DATA TO USE START

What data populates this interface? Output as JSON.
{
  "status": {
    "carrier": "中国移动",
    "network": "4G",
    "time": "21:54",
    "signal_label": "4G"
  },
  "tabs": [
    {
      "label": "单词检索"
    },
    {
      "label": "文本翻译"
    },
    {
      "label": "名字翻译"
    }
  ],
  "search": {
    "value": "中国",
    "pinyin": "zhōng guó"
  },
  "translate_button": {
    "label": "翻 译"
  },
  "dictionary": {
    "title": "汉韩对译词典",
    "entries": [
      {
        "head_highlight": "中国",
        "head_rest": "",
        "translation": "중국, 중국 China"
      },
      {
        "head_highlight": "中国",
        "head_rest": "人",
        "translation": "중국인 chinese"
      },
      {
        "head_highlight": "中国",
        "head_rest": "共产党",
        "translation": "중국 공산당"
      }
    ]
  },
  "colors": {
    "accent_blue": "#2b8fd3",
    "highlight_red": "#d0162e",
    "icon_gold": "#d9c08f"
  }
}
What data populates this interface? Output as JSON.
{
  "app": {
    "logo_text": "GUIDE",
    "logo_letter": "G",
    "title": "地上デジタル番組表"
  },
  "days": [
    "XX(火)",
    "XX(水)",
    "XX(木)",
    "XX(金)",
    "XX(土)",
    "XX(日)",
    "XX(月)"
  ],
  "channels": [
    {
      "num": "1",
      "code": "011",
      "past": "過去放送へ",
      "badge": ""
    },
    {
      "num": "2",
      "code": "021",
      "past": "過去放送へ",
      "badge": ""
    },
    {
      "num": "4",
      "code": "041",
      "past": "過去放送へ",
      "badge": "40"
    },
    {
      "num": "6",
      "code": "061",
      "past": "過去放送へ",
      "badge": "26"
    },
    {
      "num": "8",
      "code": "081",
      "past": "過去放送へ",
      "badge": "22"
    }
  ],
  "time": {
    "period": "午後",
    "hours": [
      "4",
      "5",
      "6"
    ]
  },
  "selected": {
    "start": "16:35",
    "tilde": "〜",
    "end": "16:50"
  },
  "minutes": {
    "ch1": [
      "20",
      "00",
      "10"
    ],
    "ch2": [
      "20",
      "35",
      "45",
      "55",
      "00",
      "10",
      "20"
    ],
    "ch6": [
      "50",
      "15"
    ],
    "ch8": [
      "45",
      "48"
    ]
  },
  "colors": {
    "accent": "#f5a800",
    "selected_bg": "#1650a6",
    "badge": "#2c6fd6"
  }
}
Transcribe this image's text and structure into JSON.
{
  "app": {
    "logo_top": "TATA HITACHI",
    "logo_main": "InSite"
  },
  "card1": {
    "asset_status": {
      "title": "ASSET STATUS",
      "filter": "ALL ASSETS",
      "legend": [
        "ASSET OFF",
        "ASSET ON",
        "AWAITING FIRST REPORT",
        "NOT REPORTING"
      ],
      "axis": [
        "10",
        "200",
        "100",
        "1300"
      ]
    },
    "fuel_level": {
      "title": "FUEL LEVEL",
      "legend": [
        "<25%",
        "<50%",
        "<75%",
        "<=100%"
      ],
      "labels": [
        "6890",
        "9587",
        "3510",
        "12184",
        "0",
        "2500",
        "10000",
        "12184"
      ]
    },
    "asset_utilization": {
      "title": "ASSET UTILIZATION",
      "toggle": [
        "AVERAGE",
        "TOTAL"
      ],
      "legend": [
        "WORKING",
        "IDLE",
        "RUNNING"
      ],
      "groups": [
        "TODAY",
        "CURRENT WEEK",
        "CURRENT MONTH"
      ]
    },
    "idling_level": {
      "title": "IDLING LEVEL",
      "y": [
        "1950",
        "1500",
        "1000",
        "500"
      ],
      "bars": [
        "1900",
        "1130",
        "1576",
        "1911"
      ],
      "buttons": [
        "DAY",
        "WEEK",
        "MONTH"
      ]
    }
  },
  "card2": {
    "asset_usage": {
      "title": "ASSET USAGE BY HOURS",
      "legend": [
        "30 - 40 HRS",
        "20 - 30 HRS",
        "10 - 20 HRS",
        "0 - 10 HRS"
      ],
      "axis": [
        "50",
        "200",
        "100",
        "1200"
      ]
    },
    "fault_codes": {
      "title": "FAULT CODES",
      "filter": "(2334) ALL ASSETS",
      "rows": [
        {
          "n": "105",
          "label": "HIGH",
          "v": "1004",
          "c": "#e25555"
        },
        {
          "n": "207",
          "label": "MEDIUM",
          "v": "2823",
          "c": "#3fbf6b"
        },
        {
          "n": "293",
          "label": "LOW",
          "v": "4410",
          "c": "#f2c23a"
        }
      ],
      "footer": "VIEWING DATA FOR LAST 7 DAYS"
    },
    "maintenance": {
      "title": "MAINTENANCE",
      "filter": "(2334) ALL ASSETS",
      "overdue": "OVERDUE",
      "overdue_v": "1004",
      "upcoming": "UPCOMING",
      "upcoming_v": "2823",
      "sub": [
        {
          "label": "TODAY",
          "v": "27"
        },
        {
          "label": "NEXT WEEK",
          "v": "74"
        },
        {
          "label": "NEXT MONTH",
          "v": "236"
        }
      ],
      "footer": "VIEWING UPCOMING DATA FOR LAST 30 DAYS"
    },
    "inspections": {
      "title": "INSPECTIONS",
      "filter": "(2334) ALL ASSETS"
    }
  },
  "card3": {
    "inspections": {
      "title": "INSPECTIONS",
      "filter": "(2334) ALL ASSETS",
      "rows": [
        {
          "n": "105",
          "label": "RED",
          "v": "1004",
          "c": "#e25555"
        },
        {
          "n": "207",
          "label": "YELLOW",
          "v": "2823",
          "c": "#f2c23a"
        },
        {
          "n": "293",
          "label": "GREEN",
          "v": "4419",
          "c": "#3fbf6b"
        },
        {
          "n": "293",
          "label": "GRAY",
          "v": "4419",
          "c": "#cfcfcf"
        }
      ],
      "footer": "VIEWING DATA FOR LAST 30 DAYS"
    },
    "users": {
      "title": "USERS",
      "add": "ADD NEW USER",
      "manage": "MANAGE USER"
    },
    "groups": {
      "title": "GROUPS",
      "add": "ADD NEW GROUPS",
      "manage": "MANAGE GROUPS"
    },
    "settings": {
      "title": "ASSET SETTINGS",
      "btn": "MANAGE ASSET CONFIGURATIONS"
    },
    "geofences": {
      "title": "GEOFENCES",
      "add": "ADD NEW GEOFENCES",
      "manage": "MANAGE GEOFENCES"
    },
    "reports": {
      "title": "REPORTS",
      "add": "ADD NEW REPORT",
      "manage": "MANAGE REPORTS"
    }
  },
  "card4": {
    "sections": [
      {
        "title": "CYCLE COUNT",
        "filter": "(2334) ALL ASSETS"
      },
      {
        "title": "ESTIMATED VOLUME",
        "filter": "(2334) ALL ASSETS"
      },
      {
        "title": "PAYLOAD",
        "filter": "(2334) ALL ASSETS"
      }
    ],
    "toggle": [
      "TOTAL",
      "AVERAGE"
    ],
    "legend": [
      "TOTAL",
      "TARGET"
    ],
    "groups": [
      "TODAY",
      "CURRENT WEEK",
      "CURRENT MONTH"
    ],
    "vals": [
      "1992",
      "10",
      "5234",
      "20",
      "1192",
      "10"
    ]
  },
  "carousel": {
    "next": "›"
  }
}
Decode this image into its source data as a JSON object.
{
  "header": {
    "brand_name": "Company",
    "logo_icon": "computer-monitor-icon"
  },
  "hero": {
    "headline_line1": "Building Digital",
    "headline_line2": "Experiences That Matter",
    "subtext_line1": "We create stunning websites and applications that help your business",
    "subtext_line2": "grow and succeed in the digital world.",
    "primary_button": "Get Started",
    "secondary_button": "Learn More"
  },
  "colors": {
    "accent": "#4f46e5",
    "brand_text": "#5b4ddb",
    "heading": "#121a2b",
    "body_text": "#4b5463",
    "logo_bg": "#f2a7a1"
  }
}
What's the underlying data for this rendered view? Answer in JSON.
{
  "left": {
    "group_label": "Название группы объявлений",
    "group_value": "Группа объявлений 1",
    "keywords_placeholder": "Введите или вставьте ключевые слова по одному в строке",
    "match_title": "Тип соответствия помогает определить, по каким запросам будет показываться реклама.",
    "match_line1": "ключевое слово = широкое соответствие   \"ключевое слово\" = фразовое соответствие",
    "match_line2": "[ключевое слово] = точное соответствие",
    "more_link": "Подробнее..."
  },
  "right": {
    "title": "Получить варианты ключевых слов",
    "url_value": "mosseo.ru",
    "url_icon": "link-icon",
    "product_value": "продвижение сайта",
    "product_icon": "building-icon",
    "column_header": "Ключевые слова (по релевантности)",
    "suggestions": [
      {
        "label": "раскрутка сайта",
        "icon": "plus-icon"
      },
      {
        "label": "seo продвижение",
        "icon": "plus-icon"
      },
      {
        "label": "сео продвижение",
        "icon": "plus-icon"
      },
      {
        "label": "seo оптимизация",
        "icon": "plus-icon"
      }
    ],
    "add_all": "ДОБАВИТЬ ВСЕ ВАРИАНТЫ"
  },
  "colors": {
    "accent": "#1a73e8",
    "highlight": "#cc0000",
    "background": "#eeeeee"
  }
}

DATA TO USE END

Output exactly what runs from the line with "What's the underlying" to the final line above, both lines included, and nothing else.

What's the underlying data for this rendered view? Answer in JSON.
{
  "left": {
    "group_label": "Название группы объявлений",
    "group_value": "Группа объявлений 1",
    "keywords_placeholder": "Введите или вставьте ключевые слова по одному в строке",
    "match_title": "Тип соответствия помогает определить, по каким запросам будет показываться реклама.",
    "match_line1": "ключевое слово = широкое соответствие   \"ключевое слово\" = фразовое соответствие",
    "match_line2": "[ключевое слово] = точное соответствие",
    "more_link": "Подробнее..."
  },
  "right": {
    "title": "Получить варианты ключевых слов",
    "url_value": "mosseo.ru",
    "url_icon": "link-icon",
    "product_value": "продвижение сайта",
    "product_icon": "building-icon",
    "column_header": "Ключевые слова (по релевантности)",
    "suggestions": [
      {
        "label": "раскрутка сайта",
        "icon": "plus-icon"
      },
      {
        "label": "seo продвижение",
        "icon": "plus-icon"
      },
      {
        "label": "сео продвижение",
        "icon": "plus-icon"
      },
      {
        "label": "seo оптимизация",
        "icon": "plus-icon"
      }
    ],
    "add_all": "ДОБАВИТЬ ВСЕ ВАРИАНТЫ"
  },
  "colors": {
    "accent": "#1a73e8",
    "highlight": "#cc0000",
    "background": "#eeeeee"
  }
}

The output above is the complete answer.